“Except you lot?” Jemma inquired.
“He was hurting her.” Kitty’s eyes took on a glossy quality. “He had Maggie by the hair, and he was hurting her. She had Ginny behind her, protecting her. I—I hit him over the head with a candle stand.”
“We went through the old tunnel,” another voice piped up. Maggie slipped her hand into Kitty’s. “Me and Kitty and Ginny.”
“And my—my mother?” Robin took a deep, shuddering breath.
“She kept her secret. We heard ‘im, shouting. He wanted to know where you was.” Ginny, this time. She wandered away from Jemma, and Robin opened her arms for her to nestle into. She’d helped Jemma look after the younger servants on the sly for years. Whether they’d been orphaned at birth or left to the streets, Jemma had brought them each back to the manor, and she’d given them a home and a hope the rest of the world didn’t offer. “She didn’t tell, Robin. She didn’t tell him where you was.”

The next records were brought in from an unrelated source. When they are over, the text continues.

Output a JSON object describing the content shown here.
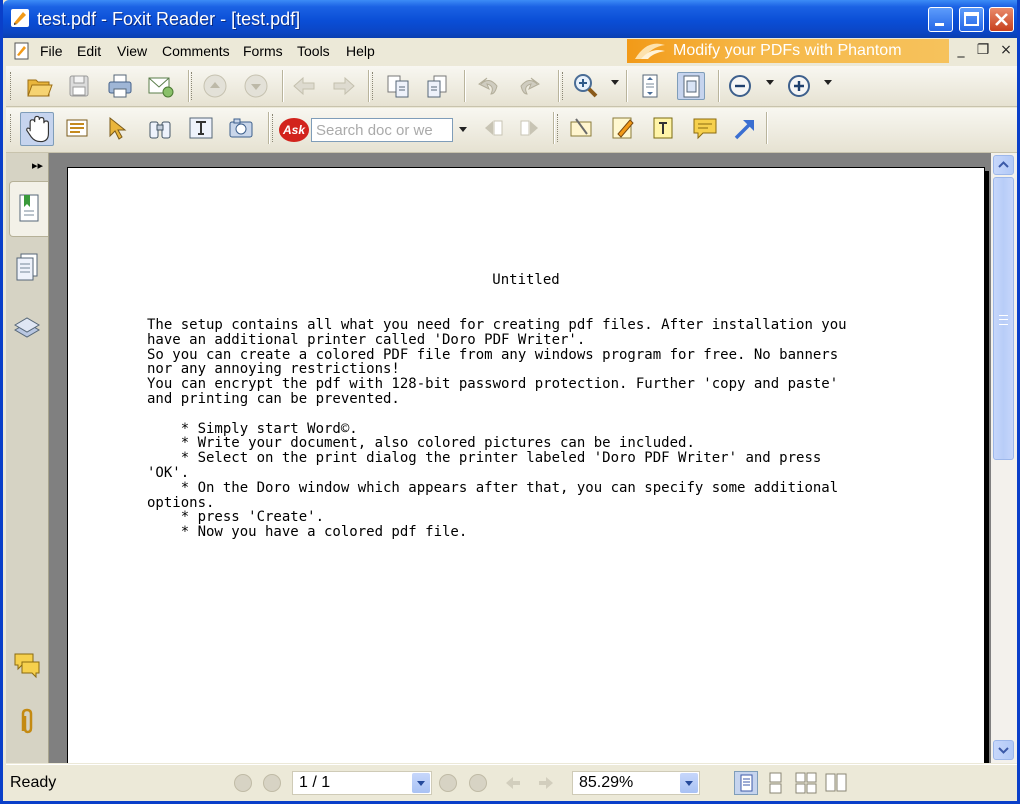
{
  "window": {
    "title": "test.pdf - Foxit Reader - [test.pdf]"
  },
  "menubar": {
    "items": [
      "File",
      "Edit",
      "View",
      "Comments",
      "Forms",
      "Tools",
      "Help"
    ],
    "promo": "Modify your PDFs with Phantom",
    "mdi_min": "_",
    "mdi_restore": "❐",
    "mdi_close": "×"
  },
  "toolbar2": {
    "search_placeholder": "Search doc or we"
  },
  "sidebar": {
    "toggle": "▸▸"
  },
  "document": {
    "title": "Untitled",
    "body": "The setup contains all what you need for creating pdf files. After installation you\nhave an additional printer called 'Doro PDF Writer'.\nSo you can create a colored PDF file from any windows program for free. No banners\nnor any annoying restrictions!\nYou can encrypt the pdf with 128-bit password protection. Further 'copy and paste'\nand printing can be prevented.\n\n    * Simply start Word©.\n    * Write your document, also colored pictures can be included.\n    * Select on the print dialog the printer labeled 'Doro PDF Writer' and press\n'OK'.\n    * On the Doro window which appears after that, you can specify some additional\noptions.\n    * press 'Create'.\n    * Now you have a colored pdf file."
  },
  "statusbar": {
    "status": "Ready",
    "page": "1 / 1",
    "zoom": "85.29%"
  },
  "colors": {
    "titlebar": "#0a4ed6",
    "accent": "#f29a18"
  }
}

“I heard Charlotte say you were gone,” Maggie said quietly. “She’d gone to your mother’s chambers to tell her. Miss Jemma was gone, too, and so was your bow.” She shrugged, a delicate lift of her shoulders. “We all thought you had gone to the field.”
“And she said nothing?” Robin’s heart beat hard against her ribcage.
“Lady was very brave,” Ginny murmured.
“She was,” Robin agreed. “Like you are. You all.” She looked at each of the other girls, who stared back, clearly waiting.
It hit her then—they were waiting for her. With the only survivors of the manor in front of her, and her mother dead—God rest her soul, God hold them all in His hand—it occurred to her in that moment. She was the Lady of Lockesly.

Author Bio:
Molly is a 2013 graduate of William Smith College with a bachelors in chemistry. She puts her science powers to use by day and is a novelist by night (and weekend...and any five minutes she can find). When she's not writing or working, she's scoping out coffee shops, exploring her new city (Buffalo, NY), taking day trips to Canada, and putting together puzzles.